On July 30, 2020, the Financial Crimes Enforcement Network (FinCEN) released an advisory that signals its focus on cybercrime arising from vulnerabilities potentially created by the COVID-19 pandemic. The “Advisory on Cybercrime and Cyber-Enabled Crime Exploiting the Coronavirus Disease 2019 (COVID-19) Pandemic” (the Advisory) explains how cybercriminals are using the COVID-19 pandemic to their advantage, capitalizing on remote access and exploiting financial institutions, businesses, and their customers to commit fraud, identity theft, and generally disrupt business. 1
The Advisory, which is geared to CEOs, risk and compliance officers, legal departments, anti-money laundering/Bank Secrecy Act (AML/BSA) departments, and cyber security departments, alerts financial institutions that FinCEN has observed an increase in cybercriminals (i) targeting and exploiting the use of remote platforms and processes, (ii) engaging in phishing, malware, and extortion, and (iii) using business email compromise (BEC) schemes to commit fraud and interrupt business and supply chains. The Advisory describes “red flags” under each category—twenty potential indicators of cybercrime—used most often by criminals to exploit vulnerabilities created or exacerbated by the COVID-19 pandemic. These red flags include indicators related to proof of identity (e.g., alteration of government-issued identifications), email and text scams to carry out business extortion (e.g., unsolicited emails regarding COVID-19 from untrusted sources), and fraudulent transaction instructions (e.g., transaction instructions originating from a similar, but not identical, customer email address).
The Advisory is likely a preview of future enforcement trends, and is in line with recent advisories published by other government agencies (e.g., the Department of Justice, and New York State Department of Financial Services). Indeed, the Advisory indicates FinCEN’s focus on combating cybercrimes related to COVID-19 by instructing financial institutions to flag cybercrime and COVID-19-related activity and provide information in the narrative of Suspicious Activity Reports (SARs) that identifies “a connection between the suspicious activity being reported and the activities highlighted in this advisory.” In light of this guidance, financial institutions and their compliance, legal, cybersecurity, and AML/BSA departments should assess their systems and affirmatively determine if their current framework adequately addresses cybercrime risks that put them and their customers in harm’s way.
Specifically, financial institutions can protect themselves by:
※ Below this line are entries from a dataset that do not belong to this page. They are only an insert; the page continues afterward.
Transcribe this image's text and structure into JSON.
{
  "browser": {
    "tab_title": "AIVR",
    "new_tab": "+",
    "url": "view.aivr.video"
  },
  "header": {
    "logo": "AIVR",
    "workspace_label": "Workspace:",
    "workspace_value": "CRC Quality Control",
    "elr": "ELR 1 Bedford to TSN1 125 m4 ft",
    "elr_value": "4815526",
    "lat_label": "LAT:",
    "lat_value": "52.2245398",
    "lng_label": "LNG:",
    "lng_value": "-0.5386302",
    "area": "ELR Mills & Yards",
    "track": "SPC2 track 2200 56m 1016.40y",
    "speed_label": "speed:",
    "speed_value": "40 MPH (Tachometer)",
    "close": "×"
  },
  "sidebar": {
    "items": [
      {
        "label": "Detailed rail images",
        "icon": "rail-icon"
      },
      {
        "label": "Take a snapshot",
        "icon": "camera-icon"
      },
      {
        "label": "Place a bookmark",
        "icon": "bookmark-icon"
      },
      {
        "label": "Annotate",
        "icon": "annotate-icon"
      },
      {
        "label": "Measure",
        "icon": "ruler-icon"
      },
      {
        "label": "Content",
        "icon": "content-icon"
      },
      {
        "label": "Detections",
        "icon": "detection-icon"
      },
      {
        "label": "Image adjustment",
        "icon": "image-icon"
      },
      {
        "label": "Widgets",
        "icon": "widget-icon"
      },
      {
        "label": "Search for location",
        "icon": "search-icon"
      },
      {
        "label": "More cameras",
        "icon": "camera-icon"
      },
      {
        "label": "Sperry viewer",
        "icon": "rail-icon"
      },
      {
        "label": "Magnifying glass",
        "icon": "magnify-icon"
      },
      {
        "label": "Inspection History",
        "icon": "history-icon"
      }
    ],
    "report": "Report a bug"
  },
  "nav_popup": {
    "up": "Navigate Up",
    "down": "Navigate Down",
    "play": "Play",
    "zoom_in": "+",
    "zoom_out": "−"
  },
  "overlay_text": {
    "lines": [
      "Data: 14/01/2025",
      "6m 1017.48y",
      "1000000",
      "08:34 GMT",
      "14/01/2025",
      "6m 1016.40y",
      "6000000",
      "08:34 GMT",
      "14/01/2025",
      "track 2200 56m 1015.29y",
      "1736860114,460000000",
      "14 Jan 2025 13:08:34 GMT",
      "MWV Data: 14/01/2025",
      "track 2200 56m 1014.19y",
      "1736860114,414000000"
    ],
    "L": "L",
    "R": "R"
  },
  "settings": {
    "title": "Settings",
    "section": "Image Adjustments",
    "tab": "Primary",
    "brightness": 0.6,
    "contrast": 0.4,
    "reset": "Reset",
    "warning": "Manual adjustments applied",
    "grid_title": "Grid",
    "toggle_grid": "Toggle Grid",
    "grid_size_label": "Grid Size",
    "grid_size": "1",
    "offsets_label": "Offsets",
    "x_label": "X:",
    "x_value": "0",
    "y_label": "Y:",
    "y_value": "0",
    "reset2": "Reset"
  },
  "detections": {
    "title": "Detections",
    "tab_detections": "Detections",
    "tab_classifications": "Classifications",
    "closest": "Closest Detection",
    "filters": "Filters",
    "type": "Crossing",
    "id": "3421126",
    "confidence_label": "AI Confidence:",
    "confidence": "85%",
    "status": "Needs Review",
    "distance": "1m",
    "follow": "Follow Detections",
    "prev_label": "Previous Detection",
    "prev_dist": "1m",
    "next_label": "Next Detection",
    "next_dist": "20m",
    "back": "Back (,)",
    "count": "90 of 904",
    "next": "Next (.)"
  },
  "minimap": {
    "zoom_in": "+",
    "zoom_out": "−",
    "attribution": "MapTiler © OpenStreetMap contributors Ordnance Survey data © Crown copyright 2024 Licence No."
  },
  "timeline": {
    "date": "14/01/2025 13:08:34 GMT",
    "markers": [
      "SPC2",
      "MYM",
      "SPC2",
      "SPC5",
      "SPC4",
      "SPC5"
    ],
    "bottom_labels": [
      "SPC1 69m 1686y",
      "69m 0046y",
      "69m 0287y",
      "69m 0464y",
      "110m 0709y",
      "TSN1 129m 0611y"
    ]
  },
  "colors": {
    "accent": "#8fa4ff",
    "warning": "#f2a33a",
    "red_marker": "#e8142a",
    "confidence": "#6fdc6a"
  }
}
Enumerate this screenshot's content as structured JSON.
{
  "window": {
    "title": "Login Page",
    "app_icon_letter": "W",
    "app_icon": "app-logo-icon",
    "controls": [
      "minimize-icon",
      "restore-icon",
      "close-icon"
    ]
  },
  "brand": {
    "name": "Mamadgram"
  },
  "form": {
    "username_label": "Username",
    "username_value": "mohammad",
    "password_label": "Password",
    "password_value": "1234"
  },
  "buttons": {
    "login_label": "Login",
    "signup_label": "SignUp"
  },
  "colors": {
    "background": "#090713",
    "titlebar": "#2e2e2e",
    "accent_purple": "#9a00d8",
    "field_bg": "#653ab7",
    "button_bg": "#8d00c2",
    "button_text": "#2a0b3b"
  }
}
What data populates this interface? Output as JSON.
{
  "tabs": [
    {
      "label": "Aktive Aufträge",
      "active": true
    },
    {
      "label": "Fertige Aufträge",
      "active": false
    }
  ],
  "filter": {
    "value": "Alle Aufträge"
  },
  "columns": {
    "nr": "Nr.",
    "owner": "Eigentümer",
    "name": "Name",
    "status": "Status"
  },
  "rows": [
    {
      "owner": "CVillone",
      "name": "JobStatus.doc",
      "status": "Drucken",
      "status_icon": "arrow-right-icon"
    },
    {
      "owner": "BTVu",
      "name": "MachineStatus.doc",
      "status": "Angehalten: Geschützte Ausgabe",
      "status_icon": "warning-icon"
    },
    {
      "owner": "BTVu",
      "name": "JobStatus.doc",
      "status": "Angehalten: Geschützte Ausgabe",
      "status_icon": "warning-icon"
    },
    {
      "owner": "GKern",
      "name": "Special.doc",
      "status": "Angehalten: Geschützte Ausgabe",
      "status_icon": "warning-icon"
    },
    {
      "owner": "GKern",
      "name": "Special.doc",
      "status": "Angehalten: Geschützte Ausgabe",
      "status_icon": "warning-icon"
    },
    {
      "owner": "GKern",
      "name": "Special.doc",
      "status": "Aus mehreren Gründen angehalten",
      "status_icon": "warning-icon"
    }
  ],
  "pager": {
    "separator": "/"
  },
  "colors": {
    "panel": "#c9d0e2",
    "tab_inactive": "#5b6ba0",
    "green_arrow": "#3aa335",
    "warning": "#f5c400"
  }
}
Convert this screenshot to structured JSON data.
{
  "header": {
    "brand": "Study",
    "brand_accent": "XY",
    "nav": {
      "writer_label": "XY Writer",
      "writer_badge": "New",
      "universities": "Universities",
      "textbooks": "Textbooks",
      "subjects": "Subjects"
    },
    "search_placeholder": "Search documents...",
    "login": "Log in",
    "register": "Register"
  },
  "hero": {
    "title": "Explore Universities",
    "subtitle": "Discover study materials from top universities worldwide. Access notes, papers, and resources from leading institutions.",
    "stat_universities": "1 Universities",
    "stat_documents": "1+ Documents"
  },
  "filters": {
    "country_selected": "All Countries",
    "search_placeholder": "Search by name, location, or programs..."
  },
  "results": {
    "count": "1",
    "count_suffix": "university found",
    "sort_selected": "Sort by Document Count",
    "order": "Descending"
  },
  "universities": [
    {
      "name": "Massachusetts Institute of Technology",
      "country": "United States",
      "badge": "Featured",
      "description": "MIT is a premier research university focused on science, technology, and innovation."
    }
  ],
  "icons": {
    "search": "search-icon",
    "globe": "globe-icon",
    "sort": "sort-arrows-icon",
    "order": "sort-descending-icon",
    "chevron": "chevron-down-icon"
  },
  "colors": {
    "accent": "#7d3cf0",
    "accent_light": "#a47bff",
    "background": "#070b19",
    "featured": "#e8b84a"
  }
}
(i) documenting acknowledgement of the Advisory;
(ii) conducting an assessment vis-à-vis the issues raised in the Advisory to identify possible gaps in their systems; and
(iii) taking action to mitigate the risks and documenting that remediation, or, if no remediation is necessary, detailing in writing why the existing systems are adequate.
It is clear that FinCEN is focused on whether financial institutions have systems in place to effectively mitigate the risks that cybercriminals pose to financial institutions and their customers. Financial institutions should review carefully the Advisory and determine what action, if any, is necessary to mitigate cybercrime risk now to ultimately avoid a future enforcement action, or at least serve as evidence that the financial institution made good faith attempts to protect itself and its customers from cybercriminals.
FinCEN Advisory on Cybercrime and Cyber-Enabled Crime Exploiting the Coronavirus Disease 2019 (COVID-19) Pandemic, Financial Crimes Enforcement Network (July 30, 2020) https://www.fincen.gov/sites/default/files/advisory/2020-07-30/FinCEN%20Advisory%20Covid%20Cybercrime%20508%20FINAL.pdf.